## Exercise data
Segment Open

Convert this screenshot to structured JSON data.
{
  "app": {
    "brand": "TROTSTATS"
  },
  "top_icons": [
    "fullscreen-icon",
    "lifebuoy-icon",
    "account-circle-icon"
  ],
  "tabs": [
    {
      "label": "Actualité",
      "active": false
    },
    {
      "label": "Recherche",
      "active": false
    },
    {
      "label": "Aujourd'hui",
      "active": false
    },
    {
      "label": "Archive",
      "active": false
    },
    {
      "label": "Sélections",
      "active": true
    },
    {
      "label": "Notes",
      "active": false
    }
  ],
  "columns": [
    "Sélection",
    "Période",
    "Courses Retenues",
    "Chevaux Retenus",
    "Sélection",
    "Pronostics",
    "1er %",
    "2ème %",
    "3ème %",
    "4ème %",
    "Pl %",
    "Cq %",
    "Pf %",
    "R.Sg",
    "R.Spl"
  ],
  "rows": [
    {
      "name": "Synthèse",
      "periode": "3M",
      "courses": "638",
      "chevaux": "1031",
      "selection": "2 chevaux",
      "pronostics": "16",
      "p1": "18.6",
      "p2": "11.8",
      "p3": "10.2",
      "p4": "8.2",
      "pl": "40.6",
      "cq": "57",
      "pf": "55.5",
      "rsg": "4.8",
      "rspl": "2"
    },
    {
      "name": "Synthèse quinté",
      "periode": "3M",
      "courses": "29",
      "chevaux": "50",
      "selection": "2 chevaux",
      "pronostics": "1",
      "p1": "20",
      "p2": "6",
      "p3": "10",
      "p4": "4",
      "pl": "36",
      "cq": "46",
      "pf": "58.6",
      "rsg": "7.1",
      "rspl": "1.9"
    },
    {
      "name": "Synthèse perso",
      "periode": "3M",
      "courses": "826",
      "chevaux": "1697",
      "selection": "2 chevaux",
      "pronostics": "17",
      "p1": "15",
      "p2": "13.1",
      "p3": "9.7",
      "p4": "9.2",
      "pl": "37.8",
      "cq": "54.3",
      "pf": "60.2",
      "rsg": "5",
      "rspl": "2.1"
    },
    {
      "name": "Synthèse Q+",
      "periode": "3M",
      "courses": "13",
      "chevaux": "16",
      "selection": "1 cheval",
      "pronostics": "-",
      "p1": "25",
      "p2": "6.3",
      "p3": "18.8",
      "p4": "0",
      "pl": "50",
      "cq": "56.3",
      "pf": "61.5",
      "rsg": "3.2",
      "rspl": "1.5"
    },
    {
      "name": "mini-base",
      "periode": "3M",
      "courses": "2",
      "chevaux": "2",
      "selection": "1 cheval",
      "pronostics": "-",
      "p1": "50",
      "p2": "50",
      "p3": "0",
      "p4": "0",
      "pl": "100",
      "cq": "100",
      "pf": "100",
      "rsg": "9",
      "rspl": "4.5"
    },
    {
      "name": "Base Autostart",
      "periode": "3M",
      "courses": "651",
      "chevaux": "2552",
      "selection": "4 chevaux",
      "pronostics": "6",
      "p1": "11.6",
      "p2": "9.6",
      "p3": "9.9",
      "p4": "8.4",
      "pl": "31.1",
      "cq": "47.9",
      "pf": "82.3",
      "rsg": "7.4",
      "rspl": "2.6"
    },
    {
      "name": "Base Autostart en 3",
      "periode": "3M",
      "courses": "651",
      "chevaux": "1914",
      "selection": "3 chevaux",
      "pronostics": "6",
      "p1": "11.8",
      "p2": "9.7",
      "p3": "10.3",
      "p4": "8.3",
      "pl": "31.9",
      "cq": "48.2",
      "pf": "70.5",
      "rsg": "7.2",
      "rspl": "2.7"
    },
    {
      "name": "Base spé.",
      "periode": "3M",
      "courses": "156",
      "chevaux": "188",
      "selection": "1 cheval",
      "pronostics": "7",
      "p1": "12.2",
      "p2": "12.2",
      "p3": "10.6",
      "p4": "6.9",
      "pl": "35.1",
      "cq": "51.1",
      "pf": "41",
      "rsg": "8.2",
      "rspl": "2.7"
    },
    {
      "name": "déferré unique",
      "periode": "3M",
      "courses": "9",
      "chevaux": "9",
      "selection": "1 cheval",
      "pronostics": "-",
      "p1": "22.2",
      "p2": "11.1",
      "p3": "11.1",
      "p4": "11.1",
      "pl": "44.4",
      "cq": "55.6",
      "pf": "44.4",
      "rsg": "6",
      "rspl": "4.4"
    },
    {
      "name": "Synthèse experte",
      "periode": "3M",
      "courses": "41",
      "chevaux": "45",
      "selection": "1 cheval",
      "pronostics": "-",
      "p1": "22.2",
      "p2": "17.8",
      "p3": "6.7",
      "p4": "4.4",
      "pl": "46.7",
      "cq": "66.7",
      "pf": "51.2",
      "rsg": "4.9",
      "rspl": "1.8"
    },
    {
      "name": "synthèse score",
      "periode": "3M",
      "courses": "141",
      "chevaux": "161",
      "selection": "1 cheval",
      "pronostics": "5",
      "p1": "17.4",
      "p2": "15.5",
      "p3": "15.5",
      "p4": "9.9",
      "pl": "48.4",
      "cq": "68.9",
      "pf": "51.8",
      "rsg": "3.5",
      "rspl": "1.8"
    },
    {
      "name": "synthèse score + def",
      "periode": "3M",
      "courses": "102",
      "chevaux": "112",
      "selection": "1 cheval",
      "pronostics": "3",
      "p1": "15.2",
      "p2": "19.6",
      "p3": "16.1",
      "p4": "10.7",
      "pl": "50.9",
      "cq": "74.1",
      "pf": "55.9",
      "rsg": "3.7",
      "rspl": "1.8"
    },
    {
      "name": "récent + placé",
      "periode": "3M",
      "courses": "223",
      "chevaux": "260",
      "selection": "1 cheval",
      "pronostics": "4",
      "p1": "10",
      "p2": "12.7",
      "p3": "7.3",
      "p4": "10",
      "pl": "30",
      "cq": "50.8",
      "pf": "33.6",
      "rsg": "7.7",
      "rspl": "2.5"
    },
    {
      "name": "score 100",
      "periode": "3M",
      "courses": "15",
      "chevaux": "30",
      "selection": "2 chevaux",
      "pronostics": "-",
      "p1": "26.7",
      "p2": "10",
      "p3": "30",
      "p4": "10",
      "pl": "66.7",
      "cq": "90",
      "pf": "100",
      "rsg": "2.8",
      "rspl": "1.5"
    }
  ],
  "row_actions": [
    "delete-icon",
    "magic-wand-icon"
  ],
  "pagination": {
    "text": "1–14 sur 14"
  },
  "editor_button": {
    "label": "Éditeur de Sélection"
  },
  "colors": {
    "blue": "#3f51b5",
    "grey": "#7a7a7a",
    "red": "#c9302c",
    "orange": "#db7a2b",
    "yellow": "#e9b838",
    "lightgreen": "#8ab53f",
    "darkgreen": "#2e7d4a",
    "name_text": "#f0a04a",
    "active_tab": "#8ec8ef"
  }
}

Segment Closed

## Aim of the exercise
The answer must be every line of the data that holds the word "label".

## Answer area
      "label": "Actualité",
      "label": "Recherche",
      "label": "Aujourd'hui",
      "label": "Archive",
      "label": "Sélections",
      "label": "Notes",
    "label": "Éditeur de Sélection"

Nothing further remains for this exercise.